<p>Gewas Schindler, manager of the Iroquois Nationals lacrosse team.</p>

Photo: Iroquois lacrosse team manager Gewas SchindlerThe world’s best lacrosse players are gathering this week in Colorado for the World Lacrosse Championship. On the fields, you'll see players from Austria, Uganda, Japan and, of course America, competing for their countries.

Yet one of the tournament’s favored teams doesn’t represent a country -- technically speaking. The team represents the Iroquois nation, whose people traditionally live in the Northeastern United States and parts of Canada.

Oren Lyons is an honorary chairman of the Iroquois team, and a lifetime lacrosse player.

"It’s our game," Lyons says. "We’re the ones that invented this particular long-stick game, and we’re the ones that presented it to the world."

He says the Iroquois have been playing lacrosse for centuries. They introduced it to Westerners when the queen of England visited Canada in the 1600s. To this day, Lyons says, lacrosse is a spiritual thing for the Iroquois.

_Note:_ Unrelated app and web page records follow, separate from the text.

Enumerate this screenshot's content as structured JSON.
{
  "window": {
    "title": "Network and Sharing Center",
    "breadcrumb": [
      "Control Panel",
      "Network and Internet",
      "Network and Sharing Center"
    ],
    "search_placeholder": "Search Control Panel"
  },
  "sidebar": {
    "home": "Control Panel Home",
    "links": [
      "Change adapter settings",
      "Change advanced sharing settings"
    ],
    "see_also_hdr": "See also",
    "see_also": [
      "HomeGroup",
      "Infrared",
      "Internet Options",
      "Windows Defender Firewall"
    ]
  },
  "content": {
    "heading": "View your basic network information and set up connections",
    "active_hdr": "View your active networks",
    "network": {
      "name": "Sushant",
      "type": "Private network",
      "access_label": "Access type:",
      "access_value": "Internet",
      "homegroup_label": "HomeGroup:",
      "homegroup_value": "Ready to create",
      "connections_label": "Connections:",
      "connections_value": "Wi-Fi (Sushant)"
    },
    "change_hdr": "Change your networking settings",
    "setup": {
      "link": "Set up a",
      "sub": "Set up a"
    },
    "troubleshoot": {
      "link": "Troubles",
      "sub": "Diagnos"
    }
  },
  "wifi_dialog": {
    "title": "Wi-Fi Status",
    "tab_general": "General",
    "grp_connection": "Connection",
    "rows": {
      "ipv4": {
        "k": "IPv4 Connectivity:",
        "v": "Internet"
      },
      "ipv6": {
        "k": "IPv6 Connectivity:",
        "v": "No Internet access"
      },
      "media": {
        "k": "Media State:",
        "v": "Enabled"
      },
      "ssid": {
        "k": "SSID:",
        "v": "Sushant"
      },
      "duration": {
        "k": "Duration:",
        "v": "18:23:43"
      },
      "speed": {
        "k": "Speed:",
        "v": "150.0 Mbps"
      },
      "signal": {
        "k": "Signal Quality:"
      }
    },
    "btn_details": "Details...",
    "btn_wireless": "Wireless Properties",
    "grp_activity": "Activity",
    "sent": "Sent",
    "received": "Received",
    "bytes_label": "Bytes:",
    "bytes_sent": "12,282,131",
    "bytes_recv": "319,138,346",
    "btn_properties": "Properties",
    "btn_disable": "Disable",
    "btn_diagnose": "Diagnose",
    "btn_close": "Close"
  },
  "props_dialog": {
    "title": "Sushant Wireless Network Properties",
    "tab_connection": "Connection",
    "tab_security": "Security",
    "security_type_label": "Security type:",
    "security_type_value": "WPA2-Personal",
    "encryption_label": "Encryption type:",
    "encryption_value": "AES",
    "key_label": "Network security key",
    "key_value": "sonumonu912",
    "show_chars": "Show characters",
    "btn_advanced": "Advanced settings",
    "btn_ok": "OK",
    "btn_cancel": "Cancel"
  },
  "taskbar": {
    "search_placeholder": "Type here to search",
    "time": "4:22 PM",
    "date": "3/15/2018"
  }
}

Gewas Schindler, the team's general manager, recently retired from his playing career -- both for the Iroquois team and in the major leagues, including a stint with the Colorado Mammoth.

“You’re given a lacrosse stick before you know what it is," Schindler says of his upbringing. "You have one in your hand before you’re learning to walk."

Schindler says some members of the Onodagan nation, the Iroquois tribe he's part of, are even buried with lacrosse sticks in anticipation of playing in the afterlife.